Measuring Collaboration, Perseverance, and Self-Regulation

REL Northeast and Islands and the IES National Center for Evaluation and Regional Assistance released a review of instruments for measuring social and emotional learning skills. The skills of collaboration, perseverance, and self-regulation are not exclusive to digital learners but are critical in all educational settings.

This review highlights instruments said to measure these three domains and reports on the validity and reliability of each in detail. Having this information allows both researchers and schools to make more informed decisions about what instruments to use when evaluating students’ collaboration, perseverance, and self-regulation.

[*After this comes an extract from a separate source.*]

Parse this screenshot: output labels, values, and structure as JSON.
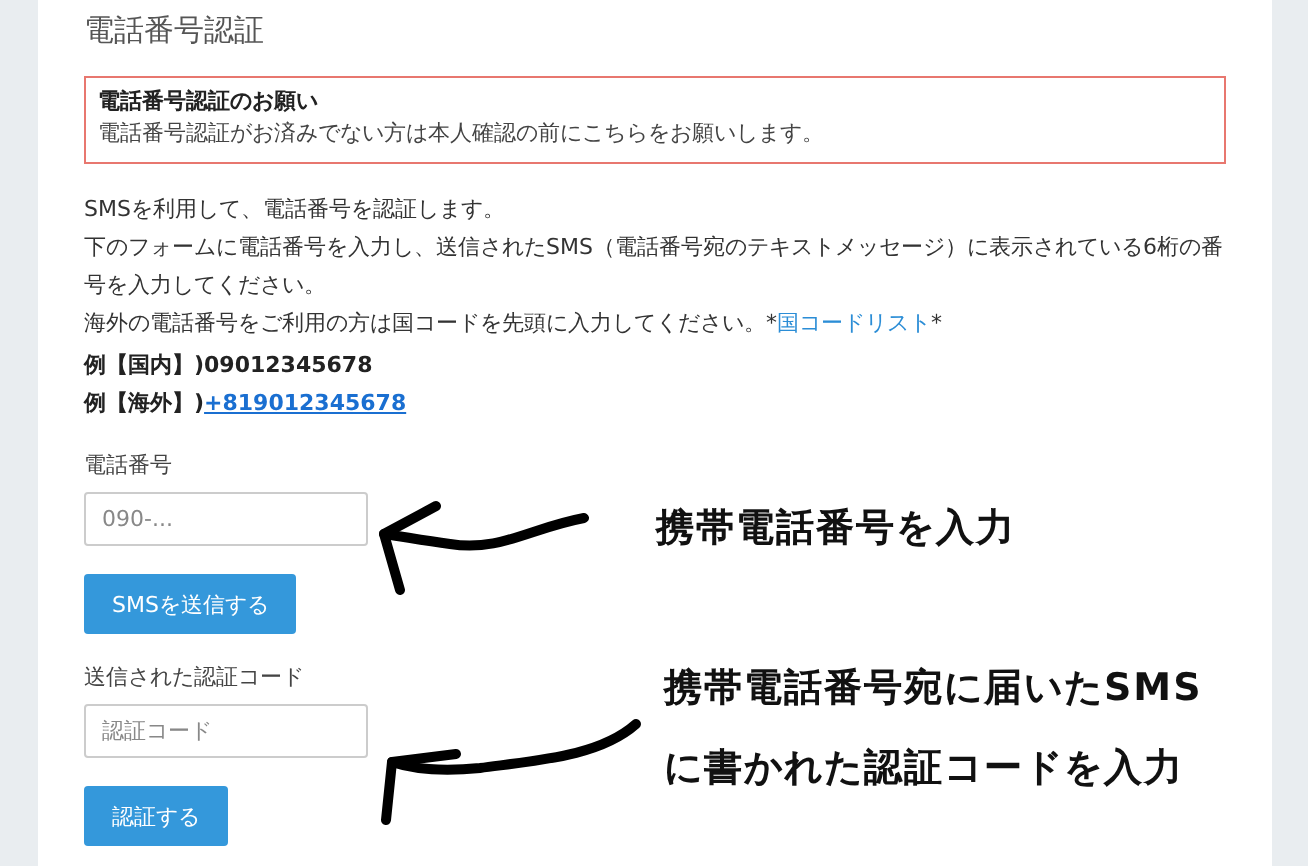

Course Choice Programs Developing Across The Nation

According to a report released by the Digital Learning Collaborative, as of the 2019-20 school year 15 states have or are developing policies through which students can choose online courses. These policies vary considerably by state including reasons a district can deny enrollment in an online course, recourse for denial, what providers students can choose from, and several more. The report also details key elements of course choice programs as well as some general observations about course choice program features.

How Engagement Relates to Academic Performance in an Online Course Module

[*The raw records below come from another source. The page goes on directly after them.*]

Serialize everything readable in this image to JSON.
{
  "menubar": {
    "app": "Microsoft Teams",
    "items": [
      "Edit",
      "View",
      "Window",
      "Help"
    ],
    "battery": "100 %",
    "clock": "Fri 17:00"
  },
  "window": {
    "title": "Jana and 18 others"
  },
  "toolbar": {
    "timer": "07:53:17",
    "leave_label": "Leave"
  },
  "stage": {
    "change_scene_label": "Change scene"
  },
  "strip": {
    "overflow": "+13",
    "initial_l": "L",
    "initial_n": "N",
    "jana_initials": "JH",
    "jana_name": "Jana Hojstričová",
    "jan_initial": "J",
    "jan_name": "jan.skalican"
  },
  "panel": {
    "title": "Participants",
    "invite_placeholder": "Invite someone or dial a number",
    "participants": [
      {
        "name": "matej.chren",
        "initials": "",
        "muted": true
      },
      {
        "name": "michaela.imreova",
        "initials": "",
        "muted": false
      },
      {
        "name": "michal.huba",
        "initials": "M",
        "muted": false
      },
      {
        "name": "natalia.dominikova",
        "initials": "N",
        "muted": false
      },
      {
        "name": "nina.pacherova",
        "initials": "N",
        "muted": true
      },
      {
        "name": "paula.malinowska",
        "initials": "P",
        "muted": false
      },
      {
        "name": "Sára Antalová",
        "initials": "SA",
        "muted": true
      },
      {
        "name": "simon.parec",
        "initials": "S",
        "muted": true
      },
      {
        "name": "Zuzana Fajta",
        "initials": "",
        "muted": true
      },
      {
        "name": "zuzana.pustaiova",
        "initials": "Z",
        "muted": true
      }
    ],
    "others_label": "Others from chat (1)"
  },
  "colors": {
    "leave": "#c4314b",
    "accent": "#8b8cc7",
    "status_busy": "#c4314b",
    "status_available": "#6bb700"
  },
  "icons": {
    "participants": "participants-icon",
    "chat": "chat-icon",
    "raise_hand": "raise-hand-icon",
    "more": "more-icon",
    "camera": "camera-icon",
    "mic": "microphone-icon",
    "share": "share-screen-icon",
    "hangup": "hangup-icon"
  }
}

Finally, a journal article out of E-Learning and Digital Media was published exploring the relationship between students’ engagement and their academic performance in an e-learning environment. Unsurprisingly, the researchers found that students with higher levels of engagement did better academically overall.

About the authors

Kristen DeBruler
Dr. Kristen DeBruler received her doctorate in Educational Psychology and Educational Technology from Michigan State University. She taught in the Master of Arts in Educational Technology program at Michigan State University for three years. Her work focuses on K-12 online learning policy in Michigan and nation wide as well as understanding online learning best practices.

Christopher Harrington
Dr. Christopher Harrington has served public education as a teacher, an administrator, a researcher, and a consultant for more than 25 years and has experience assisting dozens of school districts across the nation in the design and implementation of blended, online, and personalized learning programs. He has worked on local, regional, and national committees with iNACOL and various other education-based organizations aimed at transforming education through the use of technology.

 

Michigan Virtual Learning Research Institute

Michigan Virtual Learning Research Institute

The Michigan Virtual Learning Research Institute (MVLRI) is a non-biased organization that exists to expand Michigan’s ability to support new learning models, engage in active research to inform new policies in online and blended learning, and strengthen the state’s infrastructures for sharing best practices. MVLRI works with all online learning environments to develop the best practices for the industry as a whole.

Keep up with the latest Michigan Virtual has to offer